**PROBLEM TO WORK ON**
Among the lines below, count those with "Rescuing". Give the total alone.

[Data about app and page elements]
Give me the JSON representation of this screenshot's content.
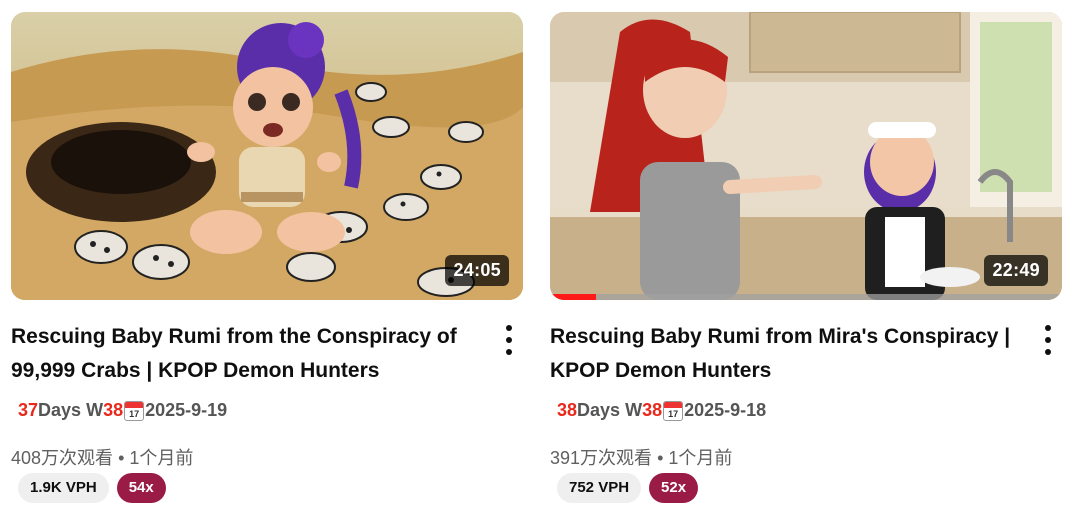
{
  "videos": [
    {
      "title": "Rescuing Baby Rumi from the Conspiracy of 99,999 Crabs | KPOP Demon Hunters",
      "duration": "24:05",
      "watch_progress": 0,
      "stats": {
        "days_value": "37",
        "days_label": "Days W",
        "week_value": "38",
        "date": "2025-9-19"
      },
      "views": "408万次观看",
      "age": "1个月前",
      "vph": "1.9K VPH",
      "multiplier": "54x"
    },
    {
      "title": "Rescuing Baby Rumi from Mira's Conspiracy | KPOP Demon Hunters",
      "duration": "22:49",
      "watch_progress": 0.09,
      "stats": {
        "days_value": "38",
        "days_label": "Days W",
        "week_value": "38",
        "date": "2025-9-18"
      },
      "views": "391万次观看",
      "age": "1个月前",
      "vph": "752 VPH",
      "multiplier": "52x"
    }
  ],
  "calendar_icon_day": "17",
  "meta_separator": "•",
  "colors": {
    "accent_red": "#e8291c",
    "multiplier_chip": "#9b1b47",
    "progress": "#ff1a1a"
  }
}
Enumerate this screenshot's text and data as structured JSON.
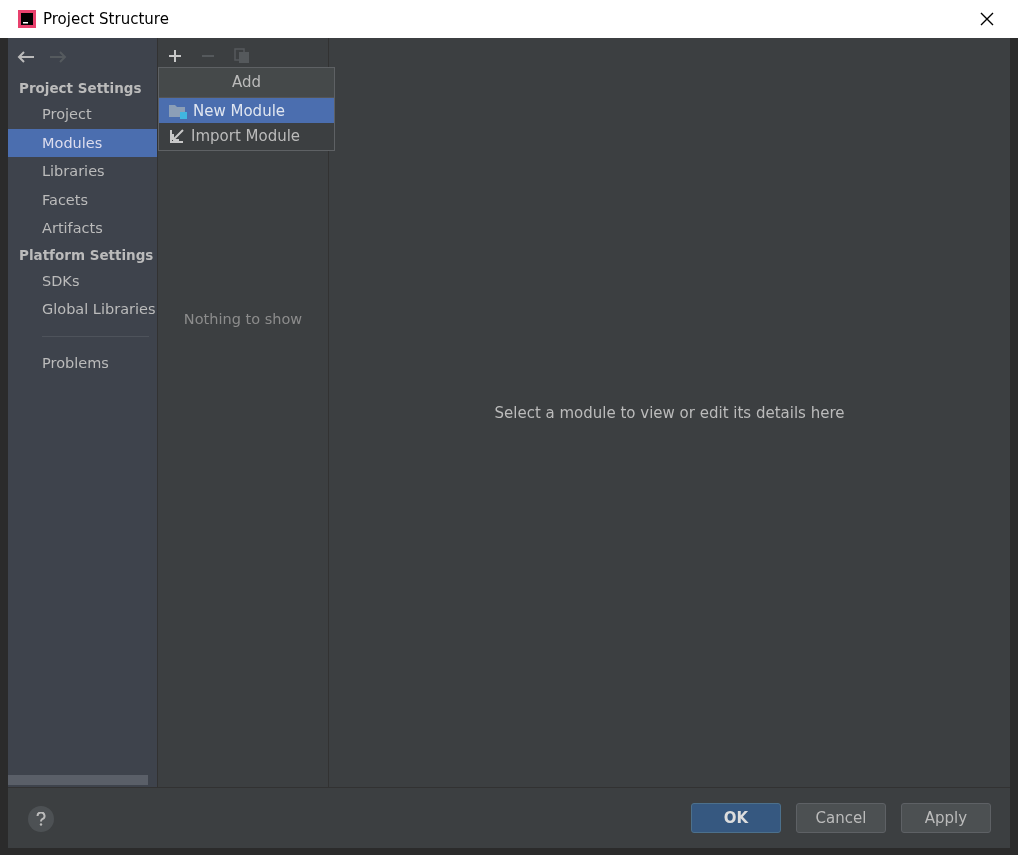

**ANSWER TO THE EXERCISE**
2